***** Information supplied

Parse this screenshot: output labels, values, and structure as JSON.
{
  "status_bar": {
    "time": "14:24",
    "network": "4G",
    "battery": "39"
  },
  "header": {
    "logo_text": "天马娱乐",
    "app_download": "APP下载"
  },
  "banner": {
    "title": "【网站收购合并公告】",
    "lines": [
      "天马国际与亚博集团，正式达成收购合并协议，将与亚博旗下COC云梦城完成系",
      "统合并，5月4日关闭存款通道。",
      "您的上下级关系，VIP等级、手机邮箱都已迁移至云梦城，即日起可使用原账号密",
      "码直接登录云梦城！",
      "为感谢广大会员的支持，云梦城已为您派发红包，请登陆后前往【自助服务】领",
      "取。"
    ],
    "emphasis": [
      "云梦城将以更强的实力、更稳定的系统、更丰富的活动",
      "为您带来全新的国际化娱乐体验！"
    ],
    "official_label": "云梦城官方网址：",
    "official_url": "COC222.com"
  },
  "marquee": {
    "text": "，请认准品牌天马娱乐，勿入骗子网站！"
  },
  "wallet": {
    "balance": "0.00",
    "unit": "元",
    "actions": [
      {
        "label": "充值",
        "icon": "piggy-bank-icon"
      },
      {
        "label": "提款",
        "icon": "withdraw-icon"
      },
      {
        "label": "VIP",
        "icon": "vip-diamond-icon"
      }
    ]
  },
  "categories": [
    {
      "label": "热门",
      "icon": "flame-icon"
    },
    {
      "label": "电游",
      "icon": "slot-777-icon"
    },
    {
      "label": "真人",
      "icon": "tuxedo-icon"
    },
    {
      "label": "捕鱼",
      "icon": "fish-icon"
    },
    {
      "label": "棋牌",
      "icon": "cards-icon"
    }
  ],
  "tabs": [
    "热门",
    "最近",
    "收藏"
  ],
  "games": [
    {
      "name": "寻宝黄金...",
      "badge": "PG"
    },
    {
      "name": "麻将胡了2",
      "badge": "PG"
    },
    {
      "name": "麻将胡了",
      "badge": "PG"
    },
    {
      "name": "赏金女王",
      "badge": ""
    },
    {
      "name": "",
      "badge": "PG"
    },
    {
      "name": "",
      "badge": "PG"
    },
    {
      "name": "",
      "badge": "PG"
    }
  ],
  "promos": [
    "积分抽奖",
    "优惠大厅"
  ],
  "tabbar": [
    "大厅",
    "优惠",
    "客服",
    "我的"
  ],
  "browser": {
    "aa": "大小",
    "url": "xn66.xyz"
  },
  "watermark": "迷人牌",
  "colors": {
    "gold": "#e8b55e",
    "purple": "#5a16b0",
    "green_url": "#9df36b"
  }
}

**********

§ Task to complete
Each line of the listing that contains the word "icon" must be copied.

§ Response box
        "icon": "piggy-bank-icon"
        "icon": "withdraw-icon"
        "icon": "vip-diamond-icon"
      "icon": "flame-icon"
      "icon": "slot-777-icon"
      "icon": "tuxedo-icon"
      "icon": "fish-icon"
      "icon": "cards-icon"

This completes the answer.